• _Problem to solve_
Repeat each line of the data exactly as written.

• _Stored items_
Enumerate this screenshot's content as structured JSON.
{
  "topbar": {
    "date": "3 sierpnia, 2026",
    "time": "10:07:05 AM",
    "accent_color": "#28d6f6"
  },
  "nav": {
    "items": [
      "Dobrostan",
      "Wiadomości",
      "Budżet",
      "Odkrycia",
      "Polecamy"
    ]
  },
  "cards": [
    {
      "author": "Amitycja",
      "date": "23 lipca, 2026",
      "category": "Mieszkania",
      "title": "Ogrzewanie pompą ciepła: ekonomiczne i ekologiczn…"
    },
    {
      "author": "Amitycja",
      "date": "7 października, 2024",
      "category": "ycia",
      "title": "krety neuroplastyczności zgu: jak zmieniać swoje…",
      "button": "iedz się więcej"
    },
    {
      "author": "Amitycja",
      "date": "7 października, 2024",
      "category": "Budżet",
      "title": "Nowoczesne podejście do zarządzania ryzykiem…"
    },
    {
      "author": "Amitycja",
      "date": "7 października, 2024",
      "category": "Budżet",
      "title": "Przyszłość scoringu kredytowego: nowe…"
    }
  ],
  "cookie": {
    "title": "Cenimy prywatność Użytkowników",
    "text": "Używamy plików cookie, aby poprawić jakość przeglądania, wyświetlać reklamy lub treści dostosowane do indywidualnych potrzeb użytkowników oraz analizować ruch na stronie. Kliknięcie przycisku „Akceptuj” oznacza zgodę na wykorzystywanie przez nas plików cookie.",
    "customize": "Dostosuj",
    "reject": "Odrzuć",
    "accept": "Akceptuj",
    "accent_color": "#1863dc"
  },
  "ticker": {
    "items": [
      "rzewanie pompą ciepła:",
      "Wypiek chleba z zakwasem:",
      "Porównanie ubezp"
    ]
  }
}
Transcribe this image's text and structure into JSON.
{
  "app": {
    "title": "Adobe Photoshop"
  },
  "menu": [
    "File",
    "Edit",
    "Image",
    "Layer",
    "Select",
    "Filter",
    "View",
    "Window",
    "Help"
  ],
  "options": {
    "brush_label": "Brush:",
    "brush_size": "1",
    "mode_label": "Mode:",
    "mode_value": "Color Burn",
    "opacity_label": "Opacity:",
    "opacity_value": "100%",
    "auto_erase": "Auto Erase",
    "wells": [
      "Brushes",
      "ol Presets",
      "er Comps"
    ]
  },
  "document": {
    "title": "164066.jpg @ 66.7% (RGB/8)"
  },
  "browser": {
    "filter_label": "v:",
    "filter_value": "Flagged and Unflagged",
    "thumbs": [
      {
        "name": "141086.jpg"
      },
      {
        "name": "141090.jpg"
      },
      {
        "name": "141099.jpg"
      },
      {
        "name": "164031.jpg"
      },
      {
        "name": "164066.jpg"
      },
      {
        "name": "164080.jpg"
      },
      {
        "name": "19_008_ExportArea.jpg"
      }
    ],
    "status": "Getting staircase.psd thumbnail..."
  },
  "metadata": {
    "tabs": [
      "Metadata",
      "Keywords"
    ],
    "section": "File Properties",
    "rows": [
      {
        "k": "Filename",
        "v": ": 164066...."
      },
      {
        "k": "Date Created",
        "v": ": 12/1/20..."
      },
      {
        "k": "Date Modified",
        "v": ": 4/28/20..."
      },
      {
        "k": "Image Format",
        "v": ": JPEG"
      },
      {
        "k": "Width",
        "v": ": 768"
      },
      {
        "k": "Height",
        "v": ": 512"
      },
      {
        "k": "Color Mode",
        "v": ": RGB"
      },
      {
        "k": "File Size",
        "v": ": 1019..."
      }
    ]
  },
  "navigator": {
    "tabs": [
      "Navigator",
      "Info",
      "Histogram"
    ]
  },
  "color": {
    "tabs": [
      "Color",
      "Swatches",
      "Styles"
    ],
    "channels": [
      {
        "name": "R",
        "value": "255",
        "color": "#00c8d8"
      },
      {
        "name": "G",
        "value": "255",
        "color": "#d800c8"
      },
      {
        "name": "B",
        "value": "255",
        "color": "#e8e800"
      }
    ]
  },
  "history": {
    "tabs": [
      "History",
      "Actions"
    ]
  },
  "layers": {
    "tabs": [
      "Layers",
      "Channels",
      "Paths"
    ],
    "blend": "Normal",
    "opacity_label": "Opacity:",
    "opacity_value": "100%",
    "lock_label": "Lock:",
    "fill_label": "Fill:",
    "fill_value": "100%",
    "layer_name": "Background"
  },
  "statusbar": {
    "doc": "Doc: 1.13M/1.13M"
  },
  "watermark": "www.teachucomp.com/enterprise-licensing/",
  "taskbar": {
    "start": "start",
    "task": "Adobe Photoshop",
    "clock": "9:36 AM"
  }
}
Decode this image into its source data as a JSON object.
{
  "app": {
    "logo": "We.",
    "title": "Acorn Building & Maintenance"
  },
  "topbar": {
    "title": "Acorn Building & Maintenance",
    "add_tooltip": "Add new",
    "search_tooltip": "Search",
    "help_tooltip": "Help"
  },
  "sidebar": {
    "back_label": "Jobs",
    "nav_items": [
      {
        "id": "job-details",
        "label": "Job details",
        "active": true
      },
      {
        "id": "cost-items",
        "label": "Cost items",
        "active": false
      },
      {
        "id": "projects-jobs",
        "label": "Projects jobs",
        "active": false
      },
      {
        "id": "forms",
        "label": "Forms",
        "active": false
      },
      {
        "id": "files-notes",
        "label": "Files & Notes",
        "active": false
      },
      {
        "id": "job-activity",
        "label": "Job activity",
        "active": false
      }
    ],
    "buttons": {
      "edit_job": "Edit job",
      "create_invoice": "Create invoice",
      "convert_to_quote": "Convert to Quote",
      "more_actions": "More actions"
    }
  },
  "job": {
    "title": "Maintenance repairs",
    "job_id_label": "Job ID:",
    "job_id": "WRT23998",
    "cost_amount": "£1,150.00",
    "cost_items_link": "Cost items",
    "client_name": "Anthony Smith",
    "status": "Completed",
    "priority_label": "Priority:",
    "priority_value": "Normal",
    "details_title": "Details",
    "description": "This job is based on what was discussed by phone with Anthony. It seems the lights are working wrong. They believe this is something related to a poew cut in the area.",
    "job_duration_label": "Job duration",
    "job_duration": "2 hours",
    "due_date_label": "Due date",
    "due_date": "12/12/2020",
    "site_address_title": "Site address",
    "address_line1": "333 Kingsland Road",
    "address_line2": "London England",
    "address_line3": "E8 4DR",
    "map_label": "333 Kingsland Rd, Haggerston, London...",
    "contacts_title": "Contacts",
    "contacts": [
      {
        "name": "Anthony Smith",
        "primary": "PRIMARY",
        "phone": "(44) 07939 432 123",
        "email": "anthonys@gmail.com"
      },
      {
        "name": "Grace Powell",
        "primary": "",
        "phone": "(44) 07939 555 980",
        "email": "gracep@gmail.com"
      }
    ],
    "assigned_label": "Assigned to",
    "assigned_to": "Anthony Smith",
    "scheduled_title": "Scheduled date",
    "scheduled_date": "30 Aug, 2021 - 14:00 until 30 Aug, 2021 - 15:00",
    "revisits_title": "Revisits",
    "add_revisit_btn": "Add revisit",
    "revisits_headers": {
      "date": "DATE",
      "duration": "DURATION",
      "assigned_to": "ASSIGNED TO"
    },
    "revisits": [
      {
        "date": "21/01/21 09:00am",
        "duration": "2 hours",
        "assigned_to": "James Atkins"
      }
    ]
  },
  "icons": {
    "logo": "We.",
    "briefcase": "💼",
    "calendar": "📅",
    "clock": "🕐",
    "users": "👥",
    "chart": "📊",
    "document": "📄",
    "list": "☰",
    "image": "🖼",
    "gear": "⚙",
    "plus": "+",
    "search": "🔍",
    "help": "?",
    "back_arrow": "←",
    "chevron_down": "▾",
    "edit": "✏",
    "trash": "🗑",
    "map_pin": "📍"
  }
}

• _Result of the task_
Enumerate this screenshot's content as structured JSON.
{
  "topbar": {
    "date": "3 sierpnia, 2026",
    "time": "10:07:05 AM",
    "accent_color": "#28d6f6"
  },
  "nav": {
    "items": [
      "Dobrostan",
      "Wiadomości",
      "Budżet",
      "Odkrycia",
      "Polecamy"
    ]
  },
  "cards": [
    {
      "author": "Amitycja",
      "date": "23 lipca, 2026",
      "category": "Mieszkania",
      "title": "Ogrzewanie pompą ciepła: ekonomiczne i ekologiczn…"
    },
    {
      "author": "Amitycja",
      "date": "7 października, 2024",
      "category": "ycia",
      "title": "krety neuroplastyczności zgu: jak zmieniać swoje…",
      "button": "iedz się więcej"
    },
    {
      "author": "Amitycja",
      "date": "7 października, 2024",
      "category": "Budżet",
      "title": "Nowoczesne podejście do zarządzania ryzykiem…"
    },
    {
      "author": "Amitycja",
      "date": "7 października, 2024",
      "category": "Budżet",
      "title": "Przyszłość scoringu kredytowego: nowe…"
    }
  ],
  "cookie": {
    "title": "Cenimy prywatność Użytkowników",
    "text": "Używamy plików cookie, aby poprawić jakość przeglądania, wyświetlać reklamy lub treści dostosowane do indywidualnych potrzeb użytkowników oraz analizować ruch na stronie. Kliknięcie przycisku „Akceptuj” oznacza zgodę na wykorzystywanie przez nas plików cookie.",
    "customize": "Dostosuj",
    "reject": "Odrzuć",
    "accept": "Akceptuj",
    "accent_color": "#1863dc"
  },
  "ticker": {
    "items": [
      "rzewanie pompą ciepła:",
      "Wypiek chleba z zakwasem:",
      "Porównanie ubezp"
    ]
  }
}
Transcribe this image's text and structure into JSON.
{
  "app": {
    "title": "Adobe Photoshop"
  },
  "menu": [
    "File",
    "Edit",
    "Image",
    "Layer",
    "Select",
    "Filter",
    "View",
    "Window",
    "Help"
  ],
  "options": {
    "brush_label": "Brush:",
    "brush_size": "1",
    "mode_label": "Mode:",
    "mode_value": "Color Burn",
    "opacity_label": "Opacity:",
    "opacity_value": "100%",
    "auto_erase": "Auto Erase",
    "wells": [
      "Brushes",
      "ol Presets",
      "er Comps"
    ]
  },
  "document": {
    "title": "164066.jpg @ 66.7% (RGB/8)"
  },
  "browser": {
    "filter_label": "v:",
    "filter_value": "Flagged and Unflagged",
    "thumbs": [
      {
        "name": "141086.jpg"
      },
      {
        "name": "141090.jpg"
      },
      {
        "name": "141099.jpg"
      },
      {
        "name": "164031.jpg"
      },
      {
        "name": "164066.jpg"
      },
      {
        "name": "164080.jpg"
      },
      {
        "name": "19_008_ExportArea.jpg"
      }
    ],
    "status": "Getting staircase.psd thumbnail..."
  },
  "metadata": {
    "tabs": [
      "Metadata",
      "Keywords"
    ],
    "section": "File Properties",
    "rows": [
      {
        "k": "Filename",
        "v": ": 164066...."
      },
      {
        "k": "Date Created",
        "v": ": 12/1/20..."
      },
      {
        "k": "Date Modified",
        "v": ": 4/28/20..."
      },
      {
        "k": "Image Format",
        "v": ": JPEG"
      },
      {
        "k": "Width",
        "v": ": 768"
      },
      {
        "k": "Height",
        "v": ": 512"
      },
      {
        "k": "Color Mode",
        "v": ": RGB"
      },
      {
        "k": "File Size",
        "v": ": 1019..."
      }
    ]
  },
  "navigator": {
    "tabs": [
      "Navigator",
      "Info",
      "Histogram"
    ]
  },
  "color": {
    "tabs": [
      "Color",
      "Swatches",
      "Styles"
    ],
    "channels": [
      {
        "name": "R",
        "value": "255",
        "color": "#00c8d8"
      },
      {
        "name": "G",
        "value": "255",
        "color": "#d800c8"
      },
      {
        "name": "B",
        "value": "255",
        "color": "#e8e800"
      }
    ]
  },
  "history": {
    "tabs": [
      "History",
      "Actions"
    ]
  },
  "layers": {
    "tabs": [
      "Layers",
      "Channels",
      "Paths"
    ],
    "blend": "Normal",
    "opacity_label": "Opacity:",
    "opacity_value": "100%",
    "lock_label": "Lock:",
    "fill_label": "Fill:",
    "fill_value": "100%",
    "layer_name": "Background"
  },
  "statusbar": {
    "doc": "Doc: 1.13M/1.13M"
  },
  "watermark": "www.teachucomp.com/enterprise-licensing/",
  "taskbar": {
    "start": "start",
    "task": "Adobe Photoshop",
    "clock": "9:36 AM"
  }
}
Decode this image into its source data as a JSON object.
{
  "app": {
    "logo": "We.",
    "title": "Acorn Building & Maintenance"
  },
  "topbar": {
    "title": "Acorn Building & Maintenance",
    "add_tooltip": "Add new",
    "search_tooltip": "Search",
    "help_tooltip": "Help"
  },
  "sidebar": {
    "back_label": "Jobs",
    "nav_items": [
      {
        "id": "job-details",
        "label": "Job details",
        "active": true
      },
      {
        "id": "cost-items",
        "label": "Cost items",
        "active": false
      },
      {
        "id": "projects-jobs",
        "label": "Projects jobs",
        "active": false
      },
      {
        "id": "forms",
        "label": "Forms",
        "active": false
      },
      {
        "id": "files-notes",
        "label": "Files & Notes",
        "active": false
      },
      {
        "id": "job-activity",
        "label": "Job activity",
        "active": false
      }
    ],
    "buttons": {
      "edit_job": "Edit job",
      "create_invoice": "Create invoice",
      "convert_to_quote": "Convert to Quote",
      "more_actions": "More actions"
    }
  },
  "job": {
    "title": "Maintenance repairs",
    "job_id_label": "Job ID:",
    "job_id": "WRT23998",
    "cost_amount": "£1,150.00",
    "cost_items_link": "Cost items",
    "client_name": "Anthony Smith",
    "status": "Completed",
    "priority_label": "Priority:",
    "priority_value": "Normal",
    "details_title": "Details",
    "description": "This job is based on what was discussed by phone with Anthony. It seems the lights are working wrong. They believe this is something related to a poew cut in the area.",
    "job_duration_label": "Job duration",
    "job_duration": "2 hours",
    "due_date_label": "Due date",
    "due_date": "12/12/2020",
    "site_address_title": "Site address",
    "address_line1": "333 Kingsland Road",
    "address_line2": "London England",
    "address_line3": "E8 4DR",
    "map_label": "333 Kingsland Rd, Haggerston, London...",
    "contacts_title": "Contacts",
    "contacts": [
      {
        "name": "Anthony Smith",
        "primary": "PRIMARY",
        "phone": "(44) 07939 432 123",
        "email": "anthonys@gmail.com"
      },
      {
        "name": "Grace Powell",
        "primary": "",
        "phone": "(44) 07939 555 980",
        "email": "gracep@gmail.com"
      }
    ],
    "assigned_label": "Assigned to",
    "assigned_to": "Anthony Smith",
    "scheduled_title": "Scheduled date",
    "scheduled_date": "30 Aug, 2021 - 14:00 until 30 Aug, 2021 - 15:00",
    "revisits_title": "Revisits",
    "add_revisit_btn": "Add revisit",
    "revisits_headers": {
      "date": "DATE",
      "duration": "DURATION",
      "assigned_to": "ASSIGNED TO"
    },
    "revisits": [
      {
        "date": "21/01/21 09:00am",
        "duration": "2 hours",
        "assigned_to": "James Atkins"
      }
    ]
  },
  "icons": {
    "logo": "We.",
    "briefcase": "💼",
    "calendar": "📅",
    "clock": "🕐",
    "users": "👥",
    "chart": "📊",
    "document": "📄",
    "list": "☰",
    "image": "🖼",
    "gear": "⚙",
    "plus": "+",
    "search": "🔍",
    "help": "?",
    "back_arrow": "←",
    "chevron_down": "▾",
    "edit": "✏",
    "trash": "🗑",
    "map_pin": "📍"
  }
}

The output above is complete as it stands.